Work instruction:
Whenever a line in this data holds the word "Cotton", report that line in full.

Provided material:
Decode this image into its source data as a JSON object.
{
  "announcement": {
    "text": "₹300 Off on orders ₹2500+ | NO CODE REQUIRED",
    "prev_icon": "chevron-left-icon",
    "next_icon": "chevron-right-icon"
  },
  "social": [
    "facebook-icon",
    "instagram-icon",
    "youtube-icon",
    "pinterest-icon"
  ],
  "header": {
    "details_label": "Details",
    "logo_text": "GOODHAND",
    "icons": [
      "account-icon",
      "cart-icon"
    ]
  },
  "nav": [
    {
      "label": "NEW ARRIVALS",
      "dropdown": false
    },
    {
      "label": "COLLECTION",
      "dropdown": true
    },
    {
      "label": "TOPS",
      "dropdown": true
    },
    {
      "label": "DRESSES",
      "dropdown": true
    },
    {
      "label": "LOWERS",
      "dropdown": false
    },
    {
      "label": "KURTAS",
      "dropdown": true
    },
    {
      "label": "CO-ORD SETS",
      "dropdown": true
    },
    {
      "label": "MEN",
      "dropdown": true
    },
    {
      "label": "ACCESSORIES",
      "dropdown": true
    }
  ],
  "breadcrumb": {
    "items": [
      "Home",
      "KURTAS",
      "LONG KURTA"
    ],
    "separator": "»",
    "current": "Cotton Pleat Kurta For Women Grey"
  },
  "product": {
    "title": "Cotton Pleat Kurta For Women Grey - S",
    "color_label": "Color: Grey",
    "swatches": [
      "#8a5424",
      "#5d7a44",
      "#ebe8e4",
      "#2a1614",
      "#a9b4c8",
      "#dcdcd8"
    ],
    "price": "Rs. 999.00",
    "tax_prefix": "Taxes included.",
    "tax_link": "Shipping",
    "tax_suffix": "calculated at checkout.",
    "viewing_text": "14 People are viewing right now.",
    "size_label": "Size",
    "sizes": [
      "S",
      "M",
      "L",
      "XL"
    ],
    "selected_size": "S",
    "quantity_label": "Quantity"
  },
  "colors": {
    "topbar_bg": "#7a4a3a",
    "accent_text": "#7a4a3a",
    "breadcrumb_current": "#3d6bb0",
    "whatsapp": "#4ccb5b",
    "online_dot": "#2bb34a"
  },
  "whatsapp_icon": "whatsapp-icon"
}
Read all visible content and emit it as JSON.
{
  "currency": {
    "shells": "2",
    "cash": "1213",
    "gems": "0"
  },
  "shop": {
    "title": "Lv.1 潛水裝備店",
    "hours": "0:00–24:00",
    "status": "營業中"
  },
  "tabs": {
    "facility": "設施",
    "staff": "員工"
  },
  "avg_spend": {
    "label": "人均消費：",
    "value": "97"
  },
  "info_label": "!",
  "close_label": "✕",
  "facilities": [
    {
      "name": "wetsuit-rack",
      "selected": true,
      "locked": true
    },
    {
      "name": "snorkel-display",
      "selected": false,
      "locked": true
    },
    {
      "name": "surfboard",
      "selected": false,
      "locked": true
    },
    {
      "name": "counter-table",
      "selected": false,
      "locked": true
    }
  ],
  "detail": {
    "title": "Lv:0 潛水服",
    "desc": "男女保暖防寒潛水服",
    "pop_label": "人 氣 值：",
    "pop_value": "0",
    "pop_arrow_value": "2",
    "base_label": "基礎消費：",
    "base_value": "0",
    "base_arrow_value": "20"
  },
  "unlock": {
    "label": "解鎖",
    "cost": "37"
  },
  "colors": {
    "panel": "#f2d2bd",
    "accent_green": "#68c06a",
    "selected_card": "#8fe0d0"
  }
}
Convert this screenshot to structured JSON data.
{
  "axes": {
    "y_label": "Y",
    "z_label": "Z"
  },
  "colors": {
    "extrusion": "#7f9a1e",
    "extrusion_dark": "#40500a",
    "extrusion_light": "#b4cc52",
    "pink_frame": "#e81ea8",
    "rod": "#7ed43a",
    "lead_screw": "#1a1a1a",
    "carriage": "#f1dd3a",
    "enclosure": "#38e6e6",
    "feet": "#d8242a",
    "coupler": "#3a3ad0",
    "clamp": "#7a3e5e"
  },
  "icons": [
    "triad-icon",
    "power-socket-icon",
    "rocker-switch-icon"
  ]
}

Your response:
    "current": "Cotton Pleat Kurta For Women Grey"
    "title": "Cotton Pleat Kurta For Women Grey - S",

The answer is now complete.